# About this exercise
Pick every line from the data below that contains the string "Bass" and copy it.

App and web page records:
= Beginning of Section =

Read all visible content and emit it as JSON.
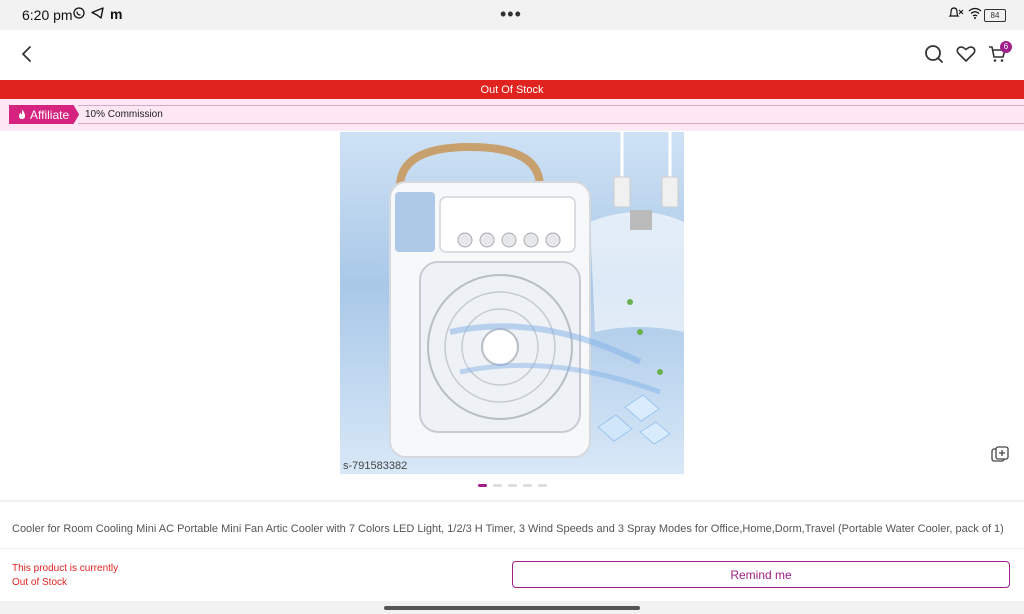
{
  "status_bar": {
    "time": "6:20 pm",
    "battery": "84"
  },
  "banner": {
    "text": "Out Of Stock",
    "color": "#e0231f"
  },
  "affiliate": {
    "tag": "Affiliate",
    "commission": "10% Commission",
    "color": "#d6237f"
  },
  "header": {
    "cart_count": "6"
  },
  "product": {
    "image_code": "s-791583382",
    "title": "Cooler for Room Cooling Mini AC Portable Mini Fan Artic Cooler with 7 Colors LED Light, 1/2/3 H Timer, 3 Wind Speeds and 3 Spray Modes for Office,Home,Dorm,Travel (Portable Water Cooler, pack of 1)",
    "image_count": 5,
    "active_image": 1
  },
  "bottom": {
    "stock_message_line1": "This product is currently",
    "stock_message_line2": "Out of Stock",
    "remind_button": "Remind me"
  },
  "colors": {
    "accent": "#9f2089",
    "alert": "#e0231f",
    "affiliate_bg": "#fde7f5"
  }
}
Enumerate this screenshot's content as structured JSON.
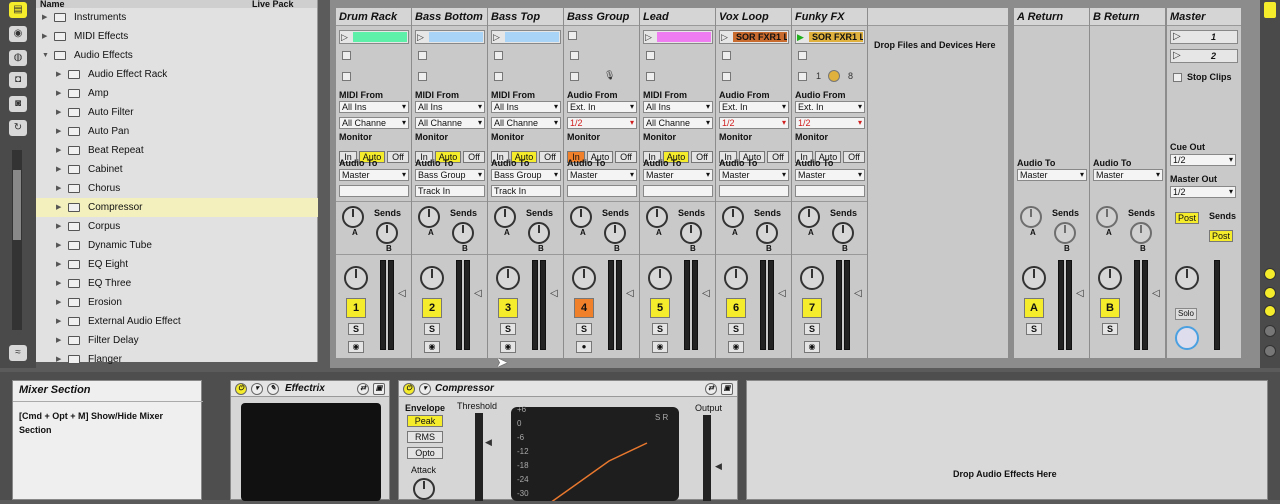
{
  "browser": {
    "header_name": "Name",
    "header_pack": "Live Pack",
    "items": [
      {
        "label": "Instruments",
        "level": 0,
        "open": false,
        "selected": false
      },
      {
        "label": "MIDI Effects",
        "level": 0,
        "open": false,
        "selected": false
      },
      {
        "label": "Audio Effects",
        "level": 0,
        "open": true,
        "selected": false
      },
      {
        "label": "Audio Effect Rack",
        "level": 1,
        "open": false,
        "selected": false
      },
      {
        "label": "Amp",
        "level": 1,
        "open": false,
        "selected": false
      },
      {
        "label": "Auto Filter",
        "level": 1,
        "open": false,
        "selected": false
      },
      {
        "label": "Auto Pan",
        "level": 1,
        "open": false,
        "selected": false
      },
      {
        "label": "Beat Repeat",
        "level": 1,
        "open": false,
        "selected": false
      },
      {
        "label": "Cabinet",
        "level": 1,
        "open": false,
        "selected": false
      },
      {
        "label": "Chorus",
        "level": 1,
        "open": false,
        "selected": false
      },
      {
        "label": "Compressor",
        "level": 1,
        "open": false,
        "selected": true
      },
      {
        "label": "Corpus",
        "level": 1,
        "open": false,
        "selected": false
      },
      {
        "label": "Dynamic Tube",
        "level": 1,
        "open": false,
        "selected": false
      },
      {
        "label": "EQ Eight",
        "level": 1,
        "open": false,
        "selected": false
      },
      {
        "label": "EQ Three",
        "level": 1,
        "open": false,
        "selected": false
      },
      {
        "label": "Erosion",
        "level": 1,
        "open": false,
        "selected": false
      },
      {
        "label": "External Audio Effect",
        "level": 1,
        "open": false,
        "selected": false
      },
      {
        "label": "Filter Delay",
        "level": 1,
        "open": false,
        "selected": false
      },
      {
        "label": "Flanger",
        "level": 1,
        "open": false,
        "selected": false
      }
    ]
  },
  "tracks": [
    {
      "name": "Drum Rack",
      "clip_color": "#5ef0a8",
      "clip_text": "",
      "from_label": "MIDI From",
      "from": "All Ins",
      "channel": "All Channe",
      "monitor_active": "Auto",
      "audio_to": "Master",
      "track_in": "",
      "number": "1",
      "number_color": "#f5ec2c"
    },
    {
      "name": "Bass Bottom",
      "clip_color": "#a9d3f7",
      "clip_text": "",
      "from_label": "MIDI From",
      "from": "All Ins",
      "channel": "All Channe",
      "monitor_active": "Auto",
      "audio_to": "Bass Group",
      "track_in": "Track In",
      "number": "2",
      "number_color": "#f5ec2c"
    },
    {
      "name": "Bass Top",
      "clip_color": "#a9d3f7",
      "clip_text": "",
      "from_label": "MIDI From",
      "from": "All Ins",
      "channel": "All Channe",
      "monitor_active": "Auto",
      "audio_to": "Bass Group",
      "track_in": "Track In",
      "number": "3",
      "number_color": "#f5ec2c"
    },
    {
      "name": "Bass Group",
      "clip_color": "",
      "clip_text": "",
      "from_label": "Audio From",
      "from": "Ext. In",
      "channel": "1/2",
      "monitor_active": "In",
      "audio_to": "Master",
      "track_in": "",
      "number": "4",
      "number_color": "#f0802a"
    },
    {
      "name": "Lead",
      "clip_color": "#ef7cf0",
      "clip_text": "",
      "from_label": "MIDI From",
      "from": "All Ins",
      "channel": "All Channe",
      "monitor_active": "Auto",
      "audio_to": "Master",
      "track_in": "",
      "number": "5",
      "number_color": "#f5ec2c"
    },
    {
      "name": "Vox Loop",
      "clip_color": "#c96a2e",
      "clip_text": "SOR FXR1 L",
      "from_label": "Audio From",
      "from": "Ext. In",
      "channel": "1/2",
      "monitor_active": "",
      "audio_to": "Master",
      "track_in": "",
      "number": "6",
      "number_color": "#f5ec2c"
    },
    {
      "name": "Funky FX",
      "clip_color": "#e0b13c",
      "clip_text": "SOR FXR1 L",
      "from_label": "Audio From",
      "from": "Ext. In",
      "channel": "1/2",
      "monitor_active": "",
      "audio_to": "Master",
      "track_in": "",
      "number": "7",
      "number_color": "#f5ec2c"
    }
  ],
  "funky_extra": {
    "a": "1",
    "b": "8"
  },
  "monitor_labels": {
    "title": "Monitor",
    "in": "In",
    "auto": "Auto",
    "off": "Off"
  },
  "audio_to_label": "Audio To",
  "sends_label": "Sends",
  "knob_a": "A",
  "knob_b": "B",
  "solo_label": "S",
  "drop_files": "Drop Files and Devices Here",
  "returns": [
    {
      "name": "A Return",
      "audio_to": "Master",
      "letter": "A"
    },
    {
      "name": "B Return",
      "audio_to": "Master",
      "letter": "B"
    }
  ],
  "master": {
    "name": "Master",
    "scene1": "1",
    "scene2": "2",
    "stop_clips": "Stop Clips",
    "cue_out_label": "Cue Out",
    "cue_out": "1/2",
    "master_out_label": "Master Out",
    "master_out": "1/2",
    "post1": "Post",
    "post2": "Post",
    "solo": "Solo"
  },
  "info": {
    "title": "Mixer Section",
    "text": "[Cmd + Opt + M] Show/Hide Mixer Section"
  },
  "effectrix": {
    "title": "Effectrix"
  },
  "compressor": {
    "title": "Compressor",
    "envelope": "Envelope",
    "peak": "Peak",
    "rms": "RMS",
    "opto": "Opto",
    "attack": "Attack",
    "threshold": "Threshold",
    "output": "Output",
    "sr": "S R",
    "scale": [
      "+6",
      "0",
      "-6",
      "-12",
      "-18",
      "-24",
      "-30"
    ]
  },
  "drop_audio": "Drop Audio Effects Here",
  "right_strip": [
    "I·O",
    "S",
    "R",
    "M",
    "D",
    "X"
  ],
  "colors": {
    "accent_yellow": "#f5ec2c",
    "accent_orange": "#f0802a",
    "selection": "#f3f0bd"
  }
}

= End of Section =

# Exercise result
      "name": "Bass Bottom",
      "audio_to": "Bass Group",
      "name": "Bass Top",
      "audio_to": "Bass Group",
      "name": "Bass Group",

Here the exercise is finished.